(Dataset rows for apps and sites)
= = = = =
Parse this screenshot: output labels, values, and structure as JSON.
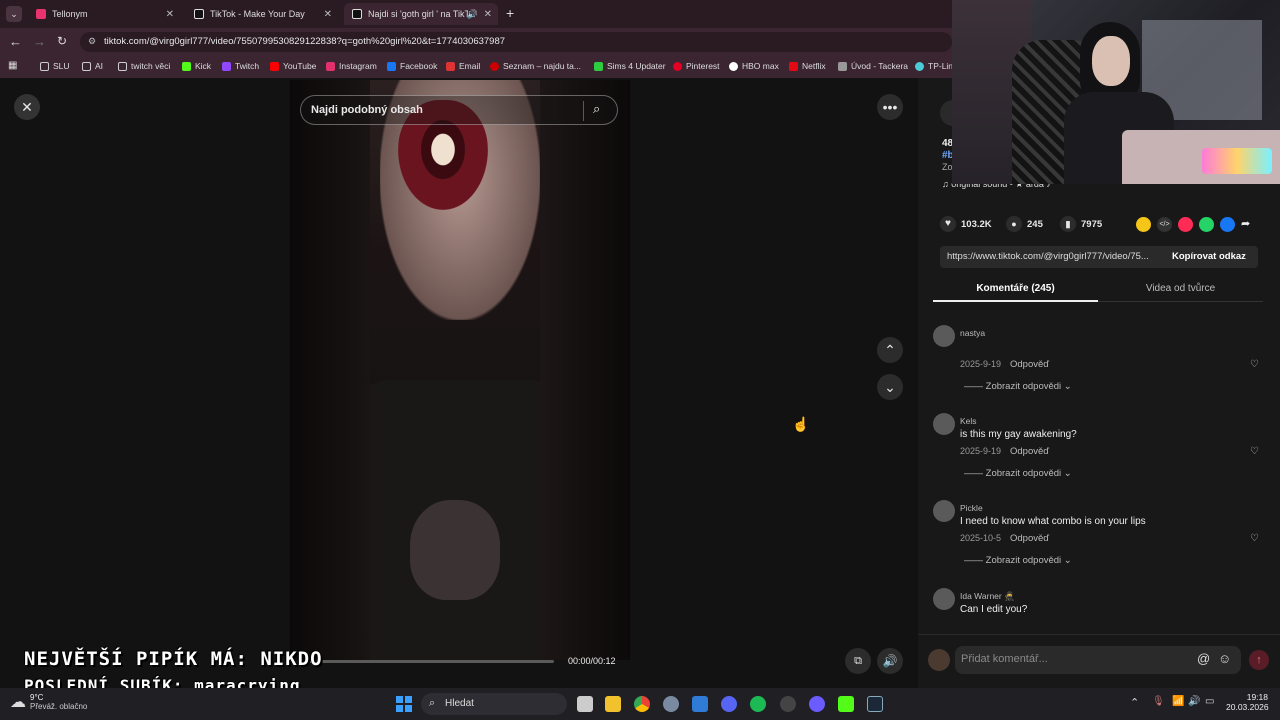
{
  "tabs": [
    {
      "label": "Tellonym",
      "color": "#e8336e"
    },
    {
      "label": "TikTok - Make Your Day",
      "color": "#ffffff"
    },
    {
      "label": "Najdi si 'goth girl ' na TikTo",
      "color": "#ffffff"
    }
  ],
  "address": {
    "url": "tiktok.com/@virg0girl777/video/7550799530829122838?q=goth%20girl%20&t=1774030637987"
  },
  "bookmarks": [
    "SLU",
    "AI",
    "twitch věci",
    "Kick",
    "Twitch",
    "YouTube",
    "Instagram",
    "Facebook",
    "Email",
    "Seznam – najdu ta...",
    "Sims 4 Updater",
    "Pinterest",
    "HBO max",
    "Netflix",
    "Úvod - Tackera",
    "TP-Link"
  ],
  "video": {
    "search_placeholder": "Najdi podobný obsah",
    "time": "00:00/00:12",
    "progress": 0.02
  },
  "overlay": {
    "line1": "NEJVĚTŠÍ PIPÍK MÁ: NIKDO",
    "line2": "POSLEDNÍ SUBÍK: maracrying"
  },
  "panel": {
    "header_lines": [
      "48",
      "#b",
      "Zo"
    ],
    "sound": "original sound - ★ arda ♪",
    "likes": "103.2K",
    "comments": "245",
    "saves": "7975",
    "link": "https://www.tiktok.com/@virg0girl777/video/75...",
    "copy_label": "Kopírovat odkaz",
    "tab_comments": "Komentáře (245)",
    "tab_creator": "Videa od tvůrce",
    "comment_list": [
      {
        "name": "nastya",
        "text": "",
        "date": "2025-9-19",
        "reply": "Odpověď",
        "show": "Zobrazit odpovědi"
      },
      {
        "name": "Kels",
        "text": "is this my gay awakening?",
        "date": "2025-9-19",
        "reply": "Odpověď",
        "show": "Zobrazit odpovědi"
      },
      {
        "name": "Pickle",
        "text": "I need to know what combo is on your lips",
        "date": "2025-10-5",
        "reply": "Odpověď",
        "show": "Zobrazit odpovědi"
      },
      {
        "name": "Ida Warner 🥷",
        "text": "Can I edit you?",
        "date": "",
        "reply": "",
        "show": ""
      }
    ],
    "add_comment_placeholder": "Přidat komentář..."
  },
  "taskbar": {
    "weather_temp": "9°C",
    "weather_desc": "Převáž. oblačno",
    "search_label": "Hledat",
    "clock_time": "19:18",
    "clock_date": "20.03.2026"
  },
  "colors": {
    "accent": "#fe2c55",
    "tab_bg": "#2a1b22",
    "toolbar_bg": "#3a2530"
  }
}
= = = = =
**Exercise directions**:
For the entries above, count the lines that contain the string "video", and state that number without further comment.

**Answer for this exercise**:
3